(EXERCISE MATERIALS begins)

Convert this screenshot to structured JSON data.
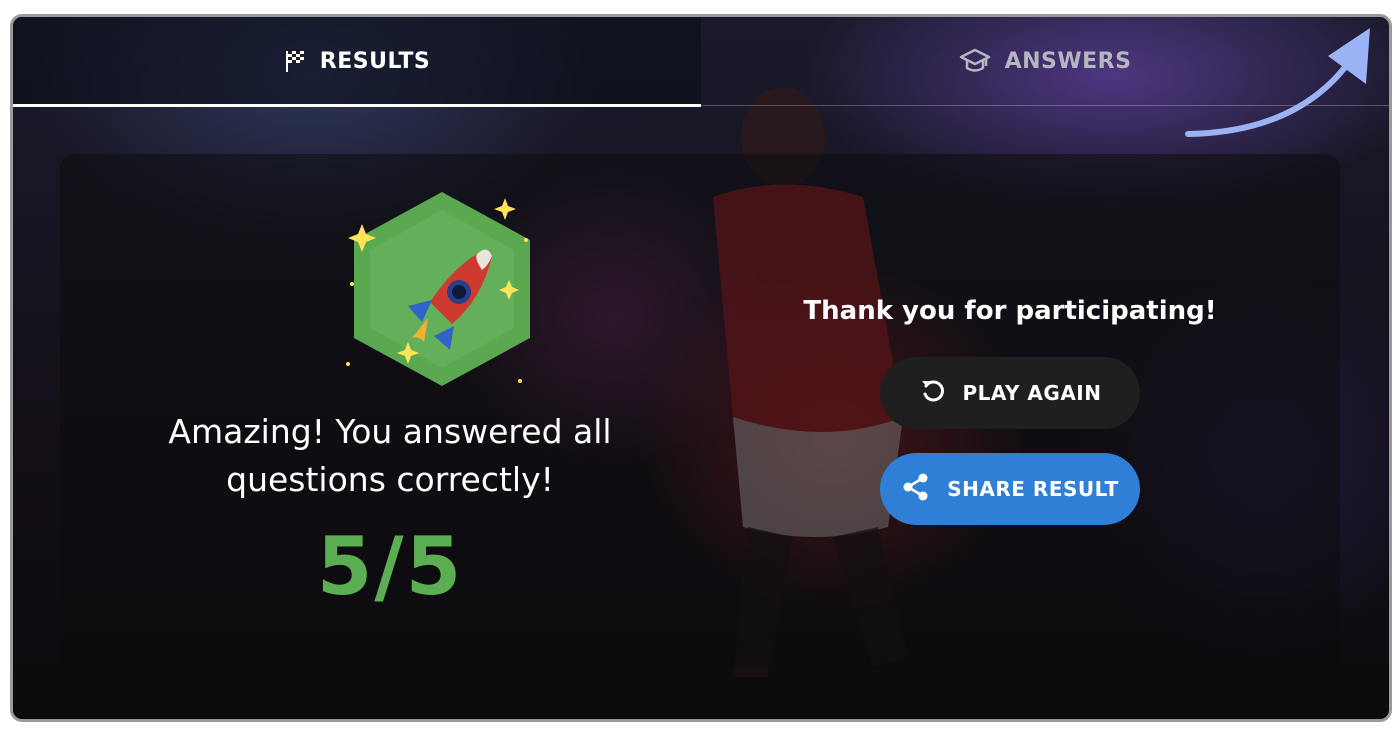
{
  "tabs": {
    "results": {
      "label": "RESULTS",
      "icon": "checkered-flag-icon"
    },
    "answers": {
      "label": "ANSWERS",
      "icon": "graduation-cap-icon"
    }
  },
  "result": {
    "message": "Amazing! You answered all questions correctly!",
    "score": "5/5",
    "badge_icon": "rocket-icon"
  },
  "actions": {
    "thanks": "Thank you for participating!",
    "play_again": "PLAY AGAIN",
    "share_result": "SHARE RESULT"
  },
  "colors": {
    "score": "#5bae52",
    "badge_hex": "#5aa850",
    "share_button": "#2f7fd6",
    "play_button": "#1f1f1f",
    "arrow": "#9ab3f5"
  }
}
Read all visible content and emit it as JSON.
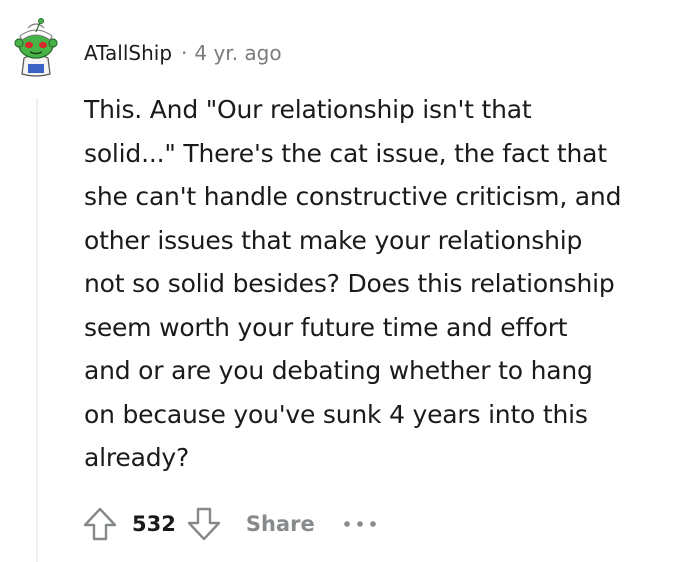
{
  "comment": {
    "username": "ATallShip",
    "separator": "·",
    "timestamp": "4 yr. ago",
    "body": "This. And \"Our relationship isn't that\nsolid...\" There's the cat issue, the fact that\nshe can't handle constructive criticism, and\nother issues that make your relationship\nnot so solid besides? Does this relationship\nseem worth your future time and effort\nand or are you debating whether to hang\non because you've sunk 4 years into this\nalready?"
  },
  "actions": {
    "upvote_icon": "upvote-arrow-icon",
    "vote_count": "532",
    "downvote_icon": "downvote-arrow-icon",
    "share_label": "Share",
    "more_icon": "ellipsis-icon"
  },
  "colors": {
    "text": "#1a1a1b",
    "meta": "#7c7c7c",
    "icon": "#878a8c",
    "thread_line": "#edeff1",
    "avatar_green": "#46b447"
  }
}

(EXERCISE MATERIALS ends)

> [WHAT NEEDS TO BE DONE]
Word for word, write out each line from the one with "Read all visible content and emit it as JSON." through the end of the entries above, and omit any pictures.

> [OUTPUT FOR THIS TASK]
Read all visible content and emit it as JSON.
{
  "comment": {
    "username": "ATallShip",
    "separator": "·",
    "timestamp": "4 yr. ago",
    "body": "This. And \"Our relationship isn't that\nsolid...\" There's the cat issue, the fact that\nshe can't handle constructive criticism, and\nother issues that make your relationship\nnot so solid besides? Does this relationship\nseem worth your future time and effort\nand or are you debating whether to hang\non because you've sunk 4 years into this\nalready?"
  },
  "actions": {
    "upvote_icon": "upvote-arrow-icon",
    "vote_count": "532",
    "downvote_icon": "downvote-arrow-icon",
    "share_label": "Share",
    "more_icon": "ellipsis-icon"
  },
  "colors": {
    "text": "#1a1a1b",
    "meta": "#7c7c7c",
    "icon": "#878a8c",
    "thread_line": "#edeff1",
    "avatar_green": "#46b447"
  }
}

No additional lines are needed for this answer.